France is reeling after shooters armed with AK-47s stormed the offices of Charlie Hebdo, a weekly satirical magazine, killing twelve people, among them four of the most revered cartoonists in the country.
Witnesses reportedly heard the men shouting “We have avenged the Prophet Muhammad.”
French President Francois Hollande called the Wednesday shooting “undoubtedly a terrorist attack.”
The paper has a long history of publishing irreverent cartoons, many of them mocking religion. The latest incendiary drawing was its Wednesday cover featuring a caricature of Michel Houellebecq, a controversial French author whose newest novel is set in a future France run by Muslims.
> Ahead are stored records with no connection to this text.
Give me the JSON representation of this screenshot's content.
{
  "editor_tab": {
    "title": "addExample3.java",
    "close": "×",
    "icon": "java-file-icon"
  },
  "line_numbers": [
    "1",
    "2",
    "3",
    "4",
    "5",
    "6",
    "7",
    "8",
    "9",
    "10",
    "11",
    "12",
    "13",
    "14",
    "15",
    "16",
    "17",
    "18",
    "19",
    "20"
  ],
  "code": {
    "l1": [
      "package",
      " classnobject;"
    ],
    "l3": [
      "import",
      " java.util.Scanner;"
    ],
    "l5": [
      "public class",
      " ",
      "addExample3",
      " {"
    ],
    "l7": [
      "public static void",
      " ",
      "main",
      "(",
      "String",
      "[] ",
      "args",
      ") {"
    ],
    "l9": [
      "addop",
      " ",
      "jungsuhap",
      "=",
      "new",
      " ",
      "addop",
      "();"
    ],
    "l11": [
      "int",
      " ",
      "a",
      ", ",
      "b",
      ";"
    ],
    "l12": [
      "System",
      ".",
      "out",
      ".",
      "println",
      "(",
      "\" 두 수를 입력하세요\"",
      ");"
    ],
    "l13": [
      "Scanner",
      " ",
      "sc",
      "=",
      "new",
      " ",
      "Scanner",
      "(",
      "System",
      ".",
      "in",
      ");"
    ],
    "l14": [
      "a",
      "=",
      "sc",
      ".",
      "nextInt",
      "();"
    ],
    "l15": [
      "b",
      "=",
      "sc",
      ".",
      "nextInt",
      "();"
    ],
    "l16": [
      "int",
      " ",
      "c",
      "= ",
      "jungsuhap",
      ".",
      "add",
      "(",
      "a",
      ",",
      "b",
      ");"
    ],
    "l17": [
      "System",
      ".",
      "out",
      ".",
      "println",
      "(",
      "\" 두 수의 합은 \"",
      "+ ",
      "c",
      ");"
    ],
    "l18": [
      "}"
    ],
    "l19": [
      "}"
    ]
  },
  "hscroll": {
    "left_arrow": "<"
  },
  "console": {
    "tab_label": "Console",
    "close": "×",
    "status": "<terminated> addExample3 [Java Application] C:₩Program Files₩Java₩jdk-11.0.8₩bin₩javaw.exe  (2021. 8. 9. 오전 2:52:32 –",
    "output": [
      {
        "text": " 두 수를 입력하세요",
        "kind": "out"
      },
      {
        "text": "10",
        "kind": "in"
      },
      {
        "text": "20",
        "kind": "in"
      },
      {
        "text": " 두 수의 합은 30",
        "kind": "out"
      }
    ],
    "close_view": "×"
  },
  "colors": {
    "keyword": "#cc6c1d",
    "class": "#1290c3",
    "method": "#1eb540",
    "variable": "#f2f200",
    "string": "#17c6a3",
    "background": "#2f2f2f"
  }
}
The cartoon has him saying “In 2022, I will do Ramadan.”
Social media users around the world immediately reacted, posting images in solidarity with the victims, emphasizing the importance of free speech and many variations of the “pen against the sword” trope.
The publication had been attacked before for satirizing Islam. It was firebombed in 2011 after publishing a caricature of Mohammed.
Hundreds of social media users posted images with the caption “Je suis Charlie,” or “I am Charlie.”